October 23, 2014, as well as on February 27, 2015, March 12,
2015, March 24, 2015, and April 6, 2015. She asserts injuries
to her head, back and neck as well as her hip. She alleges
that defendants are liable to her for "negligence"
as all relate to her initial fall from the ladder but were
not covered by workers compensation. Plaintiff also states
that defendants breached their fiduciary duty by failing to
cover her through the workers compensation
seeks in excess of $4.5 million dollars in this action.
courts are courts of limited jurisdiction. The Court has
jurisdiction to hear cases involving the Constitution, laws,
or treaties of the United States under 28 U.S.C. § 1331,
and the Court can hear cases where diversity jurisdiction
exists under 28 U.S.C. § 1332. From a review of
plaintiffs allegations, it does not appear that plaintiffs
complaint sets forth adequate subject matter jurisdiction.
18 of the United States Code is a criminal statute which
provides no private cause of action.
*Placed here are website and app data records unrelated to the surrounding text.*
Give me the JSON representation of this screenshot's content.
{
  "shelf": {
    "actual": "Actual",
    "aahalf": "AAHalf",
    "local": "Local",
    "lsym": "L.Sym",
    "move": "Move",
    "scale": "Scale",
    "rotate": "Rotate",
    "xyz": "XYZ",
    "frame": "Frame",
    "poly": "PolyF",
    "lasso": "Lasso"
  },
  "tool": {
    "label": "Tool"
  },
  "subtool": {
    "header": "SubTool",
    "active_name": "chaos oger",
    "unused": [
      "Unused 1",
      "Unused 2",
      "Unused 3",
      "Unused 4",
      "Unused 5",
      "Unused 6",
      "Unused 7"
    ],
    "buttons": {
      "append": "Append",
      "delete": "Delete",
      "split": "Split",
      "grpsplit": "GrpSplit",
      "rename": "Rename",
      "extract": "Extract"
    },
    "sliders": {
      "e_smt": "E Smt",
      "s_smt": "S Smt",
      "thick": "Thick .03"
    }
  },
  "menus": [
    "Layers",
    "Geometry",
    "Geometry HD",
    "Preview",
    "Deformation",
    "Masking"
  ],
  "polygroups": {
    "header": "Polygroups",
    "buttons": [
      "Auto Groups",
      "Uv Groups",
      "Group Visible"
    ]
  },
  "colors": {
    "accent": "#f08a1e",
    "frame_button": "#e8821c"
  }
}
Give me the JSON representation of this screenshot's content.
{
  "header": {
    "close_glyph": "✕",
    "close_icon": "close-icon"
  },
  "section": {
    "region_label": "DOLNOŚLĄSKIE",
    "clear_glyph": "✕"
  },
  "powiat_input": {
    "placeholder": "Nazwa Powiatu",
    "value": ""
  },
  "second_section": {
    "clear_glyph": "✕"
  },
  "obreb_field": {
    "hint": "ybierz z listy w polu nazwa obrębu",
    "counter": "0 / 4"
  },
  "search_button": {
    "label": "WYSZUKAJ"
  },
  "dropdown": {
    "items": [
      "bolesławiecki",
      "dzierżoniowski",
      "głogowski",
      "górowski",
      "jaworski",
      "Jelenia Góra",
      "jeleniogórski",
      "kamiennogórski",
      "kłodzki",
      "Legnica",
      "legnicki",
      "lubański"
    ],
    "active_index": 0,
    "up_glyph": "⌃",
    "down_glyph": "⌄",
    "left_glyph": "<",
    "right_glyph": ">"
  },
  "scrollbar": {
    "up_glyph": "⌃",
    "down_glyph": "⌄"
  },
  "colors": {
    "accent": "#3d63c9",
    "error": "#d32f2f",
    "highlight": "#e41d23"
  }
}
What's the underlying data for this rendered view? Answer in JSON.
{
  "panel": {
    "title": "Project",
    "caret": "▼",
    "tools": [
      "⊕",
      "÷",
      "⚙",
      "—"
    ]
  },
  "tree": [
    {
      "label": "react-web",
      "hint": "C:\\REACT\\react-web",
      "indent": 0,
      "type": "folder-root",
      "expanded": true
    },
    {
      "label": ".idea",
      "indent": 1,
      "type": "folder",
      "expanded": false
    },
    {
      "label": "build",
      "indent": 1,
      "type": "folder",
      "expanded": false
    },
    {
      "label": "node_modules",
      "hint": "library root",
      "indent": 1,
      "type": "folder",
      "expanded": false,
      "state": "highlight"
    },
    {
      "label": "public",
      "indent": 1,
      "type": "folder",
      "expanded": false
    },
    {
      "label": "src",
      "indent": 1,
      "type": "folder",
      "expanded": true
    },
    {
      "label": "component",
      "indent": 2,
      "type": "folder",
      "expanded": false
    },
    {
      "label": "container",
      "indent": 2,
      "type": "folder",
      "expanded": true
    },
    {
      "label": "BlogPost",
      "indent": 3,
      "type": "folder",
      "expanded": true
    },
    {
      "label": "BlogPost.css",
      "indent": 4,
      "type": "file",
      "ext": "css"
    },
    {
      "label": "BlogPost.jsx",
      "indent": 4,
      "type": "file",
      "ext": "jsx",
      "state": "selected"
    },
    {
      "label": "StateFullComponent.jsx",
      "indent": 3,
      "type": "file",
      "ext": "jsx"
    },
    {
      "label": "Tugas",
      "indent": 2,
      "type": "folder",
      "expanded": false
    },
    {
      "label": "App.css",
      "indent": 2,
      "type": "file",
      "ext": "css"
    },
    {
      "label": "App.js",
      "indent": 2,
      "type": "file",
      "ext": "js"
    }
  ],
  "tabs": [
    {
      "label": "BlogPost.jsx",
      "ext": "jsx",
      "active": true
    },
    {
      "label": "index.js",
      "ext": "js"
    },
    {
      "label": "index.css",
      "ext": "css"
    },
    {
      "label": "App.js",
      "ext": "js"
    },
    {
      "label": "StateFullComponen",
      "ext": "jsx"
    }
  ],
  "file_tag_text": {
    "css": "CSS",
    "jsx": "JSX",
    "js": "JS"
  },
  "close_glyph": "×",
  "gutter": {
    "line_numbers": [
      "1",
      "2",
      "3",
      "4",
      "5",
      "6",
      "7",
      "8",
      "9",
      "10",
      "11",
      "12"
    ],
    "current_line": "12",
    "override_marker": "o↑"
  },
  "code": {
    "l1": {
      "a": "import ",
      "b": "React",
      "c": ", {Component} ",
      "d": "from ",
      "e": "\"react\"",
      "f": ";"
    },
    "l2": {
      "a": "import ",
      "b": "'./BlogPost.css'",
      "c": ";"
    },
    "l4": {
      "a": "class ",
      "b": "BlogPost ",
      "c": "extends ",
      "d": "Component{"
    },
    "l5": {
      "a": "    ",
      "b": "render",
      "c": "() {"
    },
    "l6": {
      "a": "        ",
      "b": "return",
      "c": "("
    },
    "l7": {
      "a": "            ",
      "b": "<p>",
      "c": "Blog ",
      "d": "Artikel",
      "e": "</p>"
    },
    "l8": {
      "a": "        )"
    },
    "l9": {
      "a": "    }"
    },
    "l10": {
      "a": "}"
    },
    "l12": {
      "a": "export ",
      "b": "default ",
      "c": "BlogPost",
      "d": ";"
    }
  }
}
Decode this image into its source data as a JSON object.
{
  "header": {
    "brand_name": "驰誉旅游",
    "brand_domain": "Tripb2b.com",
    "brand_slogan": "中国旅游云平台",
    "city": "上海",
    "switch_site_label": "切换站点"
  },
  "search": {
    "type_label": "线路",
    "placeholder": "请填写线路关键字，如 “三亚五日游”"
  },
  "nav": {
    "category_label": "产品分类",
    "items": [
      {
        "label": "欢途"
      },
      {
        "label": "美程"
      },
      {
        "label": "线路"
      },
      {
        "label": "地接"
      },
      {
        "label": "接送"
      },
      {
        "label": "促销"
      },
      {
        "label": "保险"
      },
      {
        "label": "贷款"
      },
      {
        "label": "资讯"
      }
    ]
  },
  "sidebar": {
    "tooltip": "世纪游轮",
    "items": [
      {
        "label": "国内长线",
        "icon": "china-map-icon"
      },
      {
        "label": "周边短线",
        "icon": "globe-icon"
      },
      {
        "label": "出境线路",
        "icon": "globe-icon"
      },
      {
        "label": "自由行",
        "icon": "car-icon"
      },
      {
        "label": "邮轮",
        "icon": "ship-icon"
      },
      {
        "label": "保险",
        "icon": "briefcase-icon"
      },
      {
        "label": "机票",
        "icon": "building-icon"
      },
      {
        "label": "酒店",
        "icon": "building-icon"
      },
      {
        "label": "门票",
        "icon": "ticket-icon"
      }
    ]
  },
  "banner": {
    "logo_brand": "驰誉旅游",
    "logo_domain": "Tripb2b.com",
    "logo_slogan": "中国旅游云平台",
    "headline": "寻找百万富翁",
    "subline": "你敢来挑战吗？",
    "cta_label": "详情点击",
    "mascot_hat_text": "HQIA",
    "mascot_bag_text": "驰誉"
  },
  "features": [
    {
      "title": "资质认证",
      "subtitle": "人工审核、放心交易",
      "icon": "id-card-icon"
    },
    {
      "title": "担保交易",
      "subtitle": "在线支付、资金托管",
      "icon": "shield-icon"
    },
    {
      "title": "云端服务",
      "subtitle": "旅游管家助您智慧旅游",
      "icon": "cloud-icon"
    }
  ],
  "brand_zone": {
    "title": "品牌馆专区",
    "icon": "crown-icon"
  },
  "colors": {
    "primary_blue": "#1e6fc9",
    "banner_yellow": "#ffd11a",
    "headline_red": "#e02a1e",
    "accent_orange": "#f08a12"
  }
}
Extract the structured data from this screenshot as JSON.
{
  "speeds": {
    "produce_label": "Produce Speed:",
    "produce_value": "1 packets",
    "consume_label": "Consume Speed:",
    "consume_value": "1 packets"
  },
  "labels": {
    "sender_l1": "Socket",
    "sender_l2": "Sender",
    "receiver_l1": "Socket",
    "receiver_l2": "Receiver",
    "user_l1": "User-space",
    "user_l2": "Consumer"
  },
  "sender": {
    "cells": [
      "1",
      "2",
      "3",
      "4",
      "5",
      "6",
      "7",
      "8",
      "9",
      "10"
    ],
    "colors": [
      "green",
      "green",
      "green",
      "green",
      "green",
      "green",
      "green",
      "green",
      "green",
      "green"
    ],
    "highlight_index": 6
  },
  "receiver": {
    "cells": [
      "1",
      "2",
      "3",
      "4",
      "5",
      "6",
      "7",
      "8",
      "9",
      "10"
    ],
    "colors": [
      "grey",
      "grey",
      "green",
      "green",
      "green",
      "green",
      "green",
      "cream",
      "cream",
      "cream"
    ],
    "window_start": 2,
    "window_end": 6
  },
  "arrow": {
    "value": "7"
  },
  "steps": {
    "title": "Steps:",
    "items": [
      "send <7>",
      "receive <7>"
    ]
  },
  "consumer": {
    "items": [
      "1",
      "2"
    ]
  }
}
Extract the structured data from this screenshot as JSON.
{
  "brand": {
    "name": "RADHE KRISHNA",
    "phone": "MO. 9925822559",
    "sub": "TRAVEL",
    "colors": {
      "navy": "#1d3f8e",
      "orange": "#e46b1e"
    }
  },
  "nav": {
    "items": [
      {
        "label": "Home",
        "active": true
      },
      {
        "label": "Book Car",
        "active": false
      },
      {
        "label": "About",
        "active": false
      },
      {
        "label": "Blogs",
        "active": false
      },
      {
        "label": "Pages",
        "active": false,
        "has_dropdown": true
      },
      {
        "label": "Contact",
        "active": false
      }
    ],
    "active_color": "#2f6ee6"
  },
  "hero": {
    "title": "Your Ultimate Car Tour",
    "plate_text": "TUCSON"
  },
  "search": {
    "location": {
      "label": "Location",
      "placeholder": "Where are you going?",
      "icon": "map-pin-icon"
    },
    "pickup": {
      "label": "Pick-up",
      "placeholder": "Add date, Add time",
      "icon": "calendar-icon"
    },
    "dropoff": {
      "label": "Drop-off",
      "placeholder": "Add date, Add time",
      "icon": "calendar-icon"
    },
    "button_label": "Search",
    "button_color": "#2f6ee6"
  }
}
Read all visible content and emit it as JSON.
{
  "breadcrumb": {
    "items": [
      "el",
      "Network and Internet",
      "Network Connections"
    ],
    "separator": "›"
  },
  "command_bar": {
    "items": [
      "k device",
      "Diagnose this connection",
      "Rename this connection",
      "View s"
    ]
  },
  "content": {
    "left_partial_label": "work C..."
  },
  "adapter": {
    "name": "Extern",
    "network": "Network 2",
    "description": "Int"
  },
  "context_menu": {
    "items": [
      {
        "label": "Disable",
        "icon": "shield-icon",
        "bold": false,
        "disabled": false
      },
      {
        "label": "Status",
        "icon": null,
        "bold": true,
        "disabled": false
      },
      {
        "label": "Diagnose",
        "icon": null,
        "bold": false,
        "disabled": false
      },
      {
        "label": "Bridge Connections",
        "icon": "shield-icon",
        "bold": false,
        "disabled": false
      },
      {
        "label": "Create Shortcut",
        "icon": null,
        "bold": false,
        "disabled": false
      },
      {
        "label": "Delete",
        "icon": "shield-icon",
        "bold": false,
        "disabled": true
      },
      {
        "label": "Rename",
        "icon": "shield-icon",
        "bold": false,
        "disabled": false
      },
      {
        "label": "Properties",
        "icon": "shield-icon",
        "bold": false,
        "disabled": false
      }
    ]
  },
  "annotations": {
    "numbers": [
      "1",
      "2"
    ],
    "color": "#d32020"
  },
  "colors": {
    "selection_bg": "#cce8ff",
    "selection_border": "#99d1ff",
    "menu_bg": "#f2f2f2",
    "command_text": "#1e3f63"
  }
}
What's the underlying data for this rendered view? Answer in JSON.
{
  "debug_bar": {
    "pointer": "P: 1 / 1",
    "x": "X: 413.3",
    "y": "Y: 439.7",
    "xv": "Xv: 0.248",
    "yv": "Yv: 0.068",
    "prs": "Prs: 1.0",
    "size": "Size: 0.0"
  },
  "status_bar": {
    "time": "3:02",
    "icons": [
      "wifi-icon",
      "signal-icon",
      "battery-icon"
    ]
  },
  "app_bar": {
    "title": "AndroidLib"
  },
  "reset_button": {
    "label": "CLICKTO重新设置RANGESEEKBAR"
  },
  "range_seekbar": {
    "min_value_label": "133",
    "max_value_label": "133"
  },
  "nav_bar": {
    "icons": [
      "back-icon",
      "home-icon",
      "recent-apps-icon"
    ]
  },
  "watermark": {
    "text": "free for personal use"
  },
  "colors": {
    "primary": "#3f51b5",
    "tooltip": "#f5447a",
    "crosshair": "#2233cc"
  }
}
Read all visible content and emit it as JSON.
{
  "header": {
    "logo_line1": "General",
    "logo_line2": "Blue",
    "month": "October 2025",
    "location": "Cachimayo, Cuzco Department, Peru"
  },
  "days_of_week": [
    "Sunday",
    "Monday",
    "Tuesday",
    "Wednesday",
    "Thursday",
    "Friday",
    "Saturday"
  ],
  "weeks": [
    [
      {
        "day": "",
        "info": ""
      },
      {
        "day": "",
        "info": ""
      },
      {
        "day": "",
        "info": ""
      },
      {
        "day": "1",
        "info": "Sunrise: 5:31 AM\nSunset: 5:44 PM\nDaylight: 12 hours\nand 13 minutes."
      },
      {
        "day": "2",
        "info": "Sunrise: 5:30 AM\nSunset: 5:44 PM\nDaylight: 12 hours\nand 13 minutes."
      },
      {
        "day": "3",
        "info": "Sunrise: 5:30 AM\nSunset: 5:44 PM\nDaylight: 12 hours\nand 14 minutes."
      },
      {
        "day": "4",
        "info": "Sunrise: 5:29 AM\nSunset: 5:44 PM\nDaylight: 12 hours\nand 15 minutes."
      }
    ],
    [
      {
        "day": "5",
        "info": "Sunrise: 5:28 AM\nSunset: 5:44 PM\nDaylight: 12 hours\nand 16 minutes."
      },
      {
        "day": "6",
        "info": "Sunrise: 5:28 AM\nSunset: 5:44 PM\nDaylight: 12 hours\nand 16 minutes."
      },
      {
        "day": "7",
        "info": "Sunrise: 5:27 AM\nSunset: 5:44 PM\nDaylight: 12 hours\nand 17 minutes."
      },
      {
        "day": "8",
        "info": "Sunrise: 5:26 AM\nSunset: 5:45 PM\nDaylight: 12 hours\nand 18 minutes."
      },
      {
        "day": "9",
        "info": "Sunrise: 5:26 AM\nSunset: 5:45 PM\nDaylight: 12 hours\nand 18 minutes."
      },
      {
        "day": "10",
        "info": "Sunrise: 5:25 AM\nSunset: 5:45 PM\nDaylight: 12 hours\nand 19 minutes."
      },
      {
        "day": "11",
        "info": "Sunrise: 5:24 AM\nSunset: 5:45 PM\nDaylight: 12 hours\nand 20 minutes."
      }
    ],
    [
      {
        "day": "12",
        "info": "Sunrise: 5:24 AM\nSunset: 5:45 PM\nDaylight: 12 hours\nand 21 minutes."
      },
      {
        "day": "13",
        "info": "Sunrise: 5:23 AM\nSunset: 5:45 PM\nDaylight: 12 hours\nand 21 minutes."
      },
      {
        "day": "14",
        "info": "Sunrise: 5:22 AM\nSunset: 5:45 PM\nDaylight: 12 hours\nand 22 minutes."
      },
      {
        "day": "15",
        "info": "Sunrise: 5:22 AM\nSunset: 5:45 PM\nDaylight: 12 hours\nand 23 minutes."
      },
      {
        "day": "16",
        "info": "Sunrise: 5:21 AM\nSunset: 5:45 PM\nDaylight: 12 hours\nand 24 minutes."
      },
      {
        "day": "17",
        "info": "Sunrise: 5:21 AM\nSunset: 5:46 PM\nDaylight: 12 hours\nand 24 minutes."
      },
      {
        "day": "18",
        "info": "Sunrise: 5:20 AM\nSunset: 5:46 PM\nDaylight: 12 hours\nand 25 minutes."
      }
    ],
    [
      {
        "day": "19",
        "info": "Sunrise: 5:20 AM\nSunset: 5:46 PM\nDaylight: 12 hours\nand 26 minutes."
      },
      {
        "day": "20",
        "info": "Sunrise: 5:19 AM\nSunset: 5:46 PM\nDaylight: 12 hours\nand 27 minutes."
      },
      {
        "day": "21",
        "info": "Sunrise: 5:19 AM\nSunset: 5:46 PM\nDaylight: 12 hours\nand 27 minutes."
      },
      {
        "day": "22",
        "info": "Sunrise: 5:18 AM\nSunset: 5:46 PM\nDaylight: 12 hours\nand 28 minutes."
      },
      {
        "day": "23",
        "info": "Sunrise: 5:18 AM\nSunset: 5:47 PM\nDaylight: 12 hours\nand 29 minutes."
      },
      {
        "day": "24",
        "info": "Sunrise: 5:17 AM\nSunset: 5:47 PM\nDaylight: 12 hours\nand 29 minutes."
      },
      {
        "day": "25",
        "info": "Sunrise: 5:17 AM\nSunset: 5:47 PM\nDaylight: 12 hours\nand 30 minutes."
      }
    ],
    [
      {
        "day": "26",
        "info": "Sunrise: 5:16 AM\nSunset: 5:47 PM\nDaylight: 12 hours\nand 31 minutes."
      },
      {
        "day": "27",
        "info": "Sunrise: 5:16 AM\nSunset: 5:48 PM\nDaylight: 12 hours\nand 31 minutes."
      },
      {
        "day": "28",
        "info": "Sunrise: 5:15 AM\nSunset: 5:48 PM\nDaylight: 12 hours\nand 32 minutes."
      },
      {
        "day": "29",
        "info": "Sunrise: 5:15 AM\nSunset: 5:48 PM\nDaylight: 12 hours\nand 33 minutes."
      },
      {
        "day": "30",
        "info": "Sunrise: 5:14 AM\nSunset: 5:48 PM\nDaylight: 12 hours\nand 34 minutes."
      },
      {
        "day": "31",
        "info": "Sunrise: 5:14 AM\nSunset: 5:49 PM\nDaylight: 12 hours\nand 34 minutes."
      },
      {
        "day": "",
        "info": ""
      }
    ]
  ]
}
Moreover, to the extent
that plaintiff is seeking the initiation of federal criminal
charges against defendants, initiation of a federal criminal
prosecution is a discretionary decision within the executive
branch and is not subject to judicial compulsion. See Ray
v. United States Dept. of Justice, 508 F.Supp. 724, 725
(E.D. Mo. 1981); 28 U.S.C. § 547(1).
request for relief, plaintiff mentions the due process clause
and the Fifth Amendment; however, the Fifth Amendment
provides for due process between the federal government and
individual citizens. The federal government is not a party to
this action, and therefore, the Fifth Amendment is not
implicated in this action.
fails to make any allegations that the "Treaty of Peace
and Friendship of 1836 A.D. Between Morocco and the United
States" provides her with a right to bring any action
against defendants. Similarly, there is no indication that
the United Nations Declaration of Rights of Indigenous
Peoples allows plaintiff jurisdiction to bring an action in
to the extent plaintiff is attempting to allege jurisdiction
under Title VII of the Civil Rights Act of 1964, 42 U.S.C.
§ 2000e, there is no indication that plaintiff is
bringing a discrimination in employment action within ninety
(90) days of receipt of a right to sue letter from the EEOC.
See 42 U.S.C. § 2000e-5(f). Failure to file a
timely civil action warrants ...